→ **Activity**:
If "zadejte" shows up in a line of the material, return that line.

→ **Data to use**:
○ ○ ○ ○ ○
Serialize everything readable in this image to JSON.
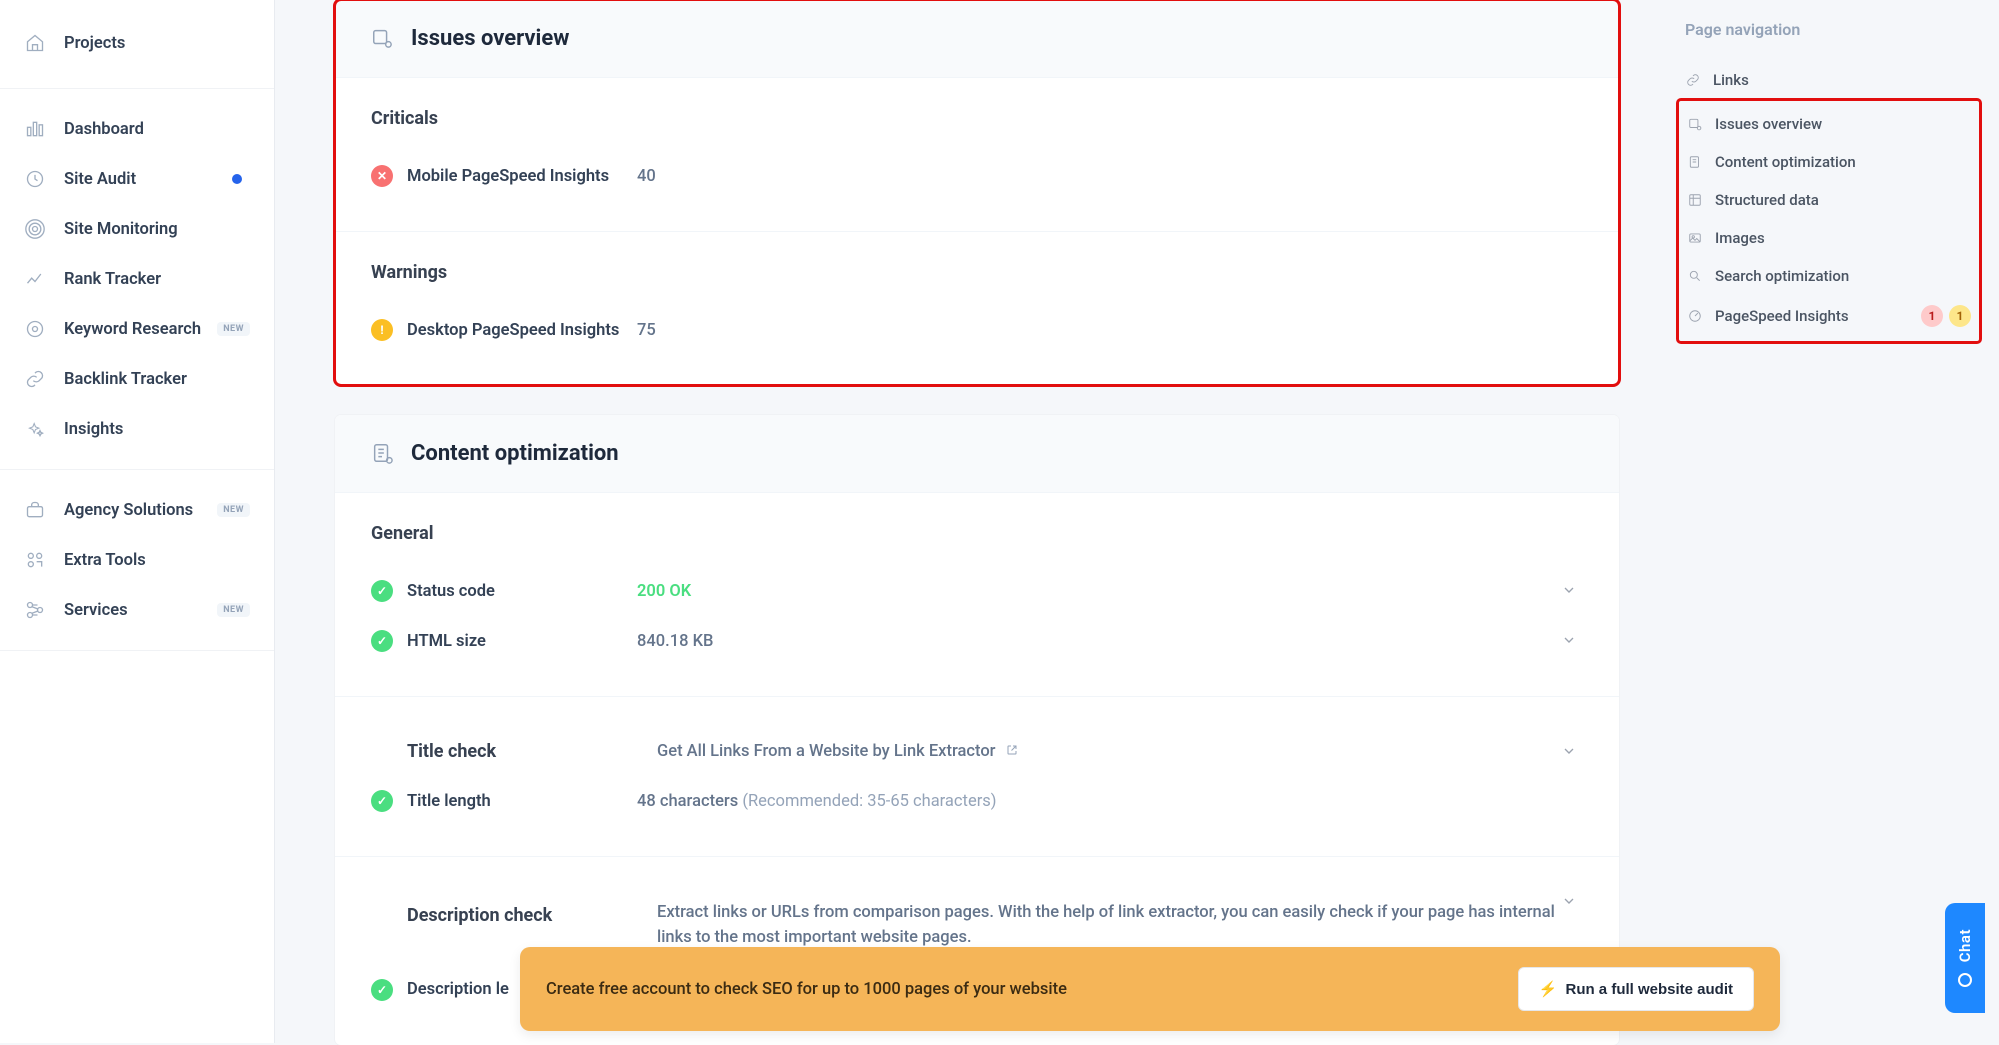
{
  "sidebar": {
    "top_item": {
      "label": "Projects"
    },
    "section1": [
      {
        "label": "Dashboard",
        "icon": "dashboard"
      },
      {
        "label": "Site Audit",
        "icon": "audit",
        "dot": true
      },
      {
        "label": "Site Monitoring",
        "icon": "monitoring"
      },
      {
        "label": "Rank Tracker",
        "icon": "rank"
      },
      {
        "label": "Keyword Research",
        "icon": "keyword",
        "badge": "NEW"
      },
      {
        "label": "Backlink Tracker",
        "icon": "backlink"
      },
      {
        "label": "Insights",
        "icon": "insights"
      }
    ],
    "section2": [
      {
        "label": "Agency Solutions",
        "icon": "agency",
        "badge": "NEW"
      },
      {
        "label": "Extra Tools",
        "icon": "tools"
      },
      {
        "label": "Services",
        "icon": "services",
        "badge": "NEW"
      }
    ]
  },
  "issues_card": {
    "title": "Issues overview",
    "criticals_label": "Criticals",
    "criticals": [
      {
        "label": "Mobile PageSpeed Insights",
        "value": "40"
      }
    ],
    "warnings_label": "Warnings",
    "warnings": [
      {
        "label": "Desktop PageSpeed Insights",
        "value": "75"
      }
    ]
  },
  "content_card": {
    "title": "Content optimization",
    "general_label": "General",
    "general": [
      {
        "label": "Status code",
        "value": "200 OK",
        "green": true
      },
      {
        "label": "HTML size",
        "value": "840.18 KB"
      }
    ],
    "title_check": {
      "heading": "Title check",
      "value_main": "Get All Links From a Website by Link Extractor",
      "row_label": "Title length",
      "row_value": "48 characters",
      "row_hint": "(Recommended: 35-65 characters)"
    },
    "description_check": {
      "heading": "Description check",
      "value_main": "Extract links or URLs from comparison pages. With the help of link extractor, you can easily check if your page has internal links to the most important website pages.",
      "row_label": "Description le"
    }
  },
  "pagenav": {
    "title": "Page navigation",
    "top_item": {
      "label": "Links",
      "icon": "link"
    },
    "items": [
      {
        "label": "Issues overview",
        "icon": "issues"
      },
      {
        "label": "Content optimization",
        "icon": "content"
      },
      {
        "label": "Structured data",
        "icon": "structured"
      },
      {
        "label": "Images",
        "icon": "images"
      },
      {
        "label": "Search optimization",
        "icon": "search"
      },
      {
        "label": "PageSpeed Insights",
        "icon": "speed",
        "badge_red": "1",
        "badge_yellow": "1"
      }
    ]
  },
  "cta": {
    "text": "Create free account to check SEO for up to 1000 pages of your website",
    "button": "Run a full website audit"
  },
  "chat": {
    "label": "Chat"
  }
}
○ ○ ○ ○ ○
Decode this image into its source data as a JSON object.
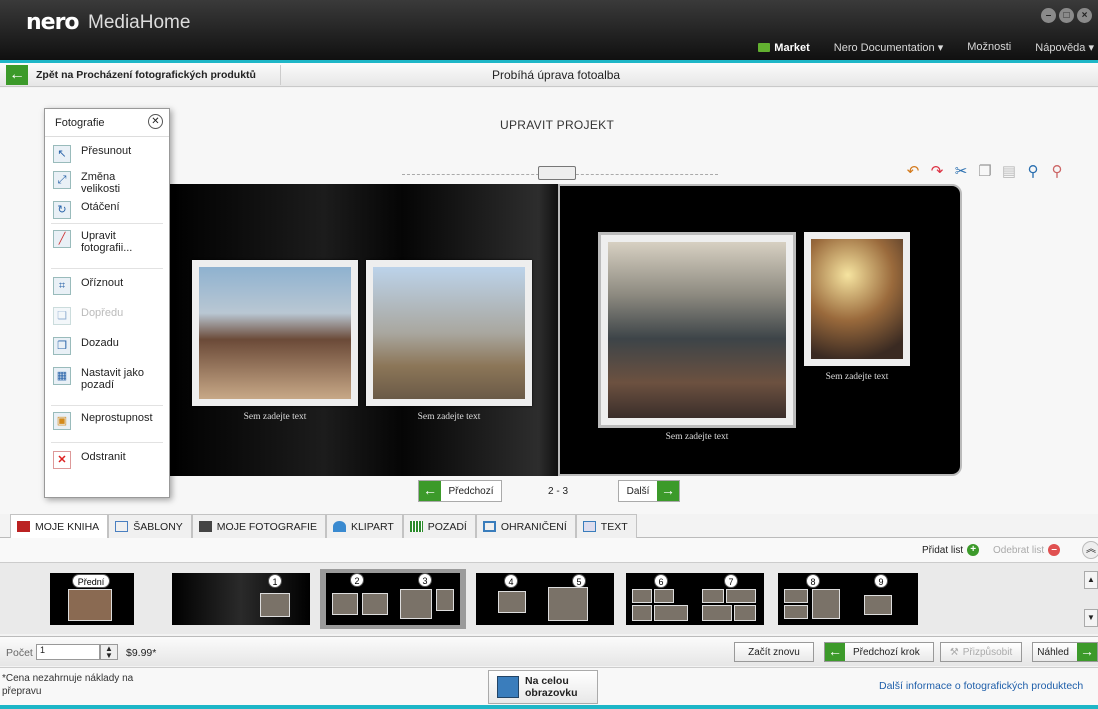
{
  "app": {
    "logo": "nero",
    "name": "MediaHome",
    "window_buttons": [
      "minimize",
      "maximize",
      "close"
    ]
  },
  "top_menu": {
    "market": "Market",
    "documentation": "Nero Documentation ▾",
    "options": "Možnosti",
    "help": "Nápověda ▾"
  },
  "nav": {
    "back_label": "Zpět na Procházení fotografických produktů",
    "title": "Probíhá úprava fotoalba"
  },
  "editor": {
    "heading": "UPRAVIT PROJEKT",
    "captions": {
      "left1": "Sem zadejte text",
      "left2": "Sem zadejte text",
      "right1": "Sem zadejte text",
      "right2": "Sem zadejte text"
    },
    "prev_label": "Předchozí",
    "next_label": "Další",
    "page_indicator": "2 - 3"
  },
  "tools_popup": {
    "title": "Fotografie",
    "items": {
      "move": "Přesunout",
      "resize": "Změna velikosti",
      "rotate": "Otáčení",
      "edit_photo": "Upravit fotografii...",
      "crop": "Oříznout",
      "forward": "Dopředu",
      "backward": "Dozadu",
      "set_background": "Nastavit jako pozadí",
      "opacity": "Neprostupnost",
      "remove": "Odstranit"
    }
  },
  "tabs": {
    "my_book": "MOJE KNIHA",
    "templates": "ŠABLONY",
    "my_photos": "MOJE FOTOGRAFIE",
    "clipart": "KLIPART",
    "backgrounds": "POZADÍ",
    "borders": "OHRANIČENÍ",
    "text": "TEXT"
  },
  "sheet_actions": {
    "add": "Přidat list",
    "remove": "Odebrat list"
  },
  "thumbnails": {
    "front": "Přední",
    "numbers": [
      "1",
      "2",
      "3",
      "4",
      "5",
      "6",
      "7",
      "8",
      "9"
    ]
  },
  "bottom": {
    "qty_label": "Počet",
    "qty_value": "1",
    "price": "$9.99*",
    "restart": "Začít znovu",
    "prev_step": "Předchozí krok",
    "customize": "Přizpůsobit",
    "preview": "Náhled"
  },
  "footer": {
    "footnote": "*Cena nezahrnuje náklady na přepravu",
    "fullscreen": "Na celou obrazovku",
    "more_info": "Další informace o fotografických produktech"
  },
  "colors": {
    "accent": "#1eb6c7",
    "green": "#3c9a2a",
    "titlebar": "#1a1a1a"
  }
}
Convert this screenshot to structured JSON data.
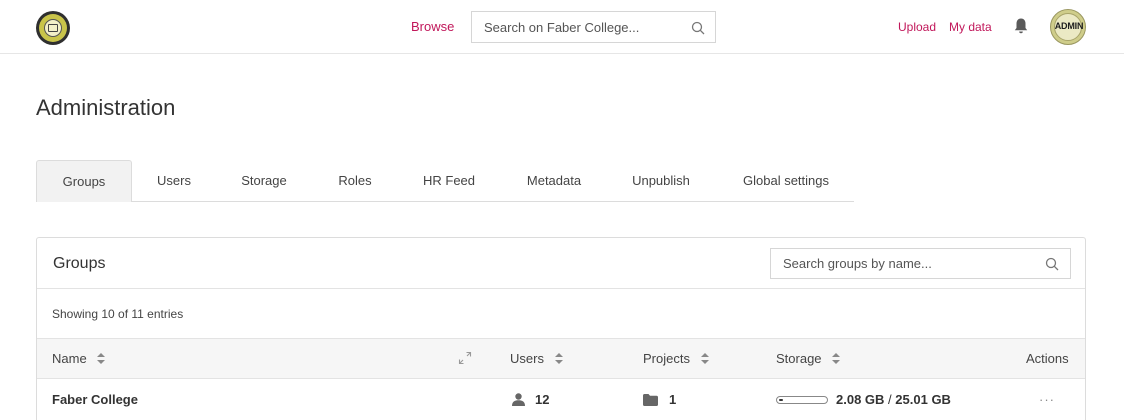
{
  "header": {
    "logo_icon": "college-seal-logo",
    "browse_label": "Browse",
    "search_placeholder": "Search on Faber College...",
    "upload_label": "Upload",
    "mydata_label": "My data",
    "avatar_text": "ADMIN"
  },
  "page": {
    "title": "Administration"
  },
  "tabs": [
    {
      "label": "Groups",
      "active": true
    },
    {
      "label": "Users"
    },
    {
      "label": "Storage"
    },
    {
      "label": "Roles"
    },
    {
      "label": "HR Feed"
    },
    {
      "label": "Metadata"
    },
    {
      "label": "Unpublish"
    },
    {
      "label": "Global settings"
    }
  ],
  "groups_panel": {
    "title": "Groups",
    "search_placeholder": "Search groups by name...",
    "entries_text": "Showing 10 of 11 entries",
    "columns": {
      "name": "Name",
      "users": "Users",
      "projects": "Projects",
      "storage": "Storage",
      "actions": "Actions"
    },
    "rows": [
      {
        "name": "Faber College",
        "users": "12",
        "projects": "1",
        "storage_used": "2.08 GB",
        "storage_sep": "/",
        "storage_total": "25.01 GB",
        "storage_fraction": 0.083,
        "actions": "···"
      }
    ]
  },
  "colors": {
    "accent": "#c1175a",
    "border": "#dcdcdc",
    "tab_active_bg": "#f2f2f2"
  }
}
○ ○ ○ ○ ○
→ **Exercise output**:
      "left1": "Sem zadejte text",
      "left2": "Sem zadejte text",
      "right1": "Sem zadejte text",
      "right2": "Sem zadejte text"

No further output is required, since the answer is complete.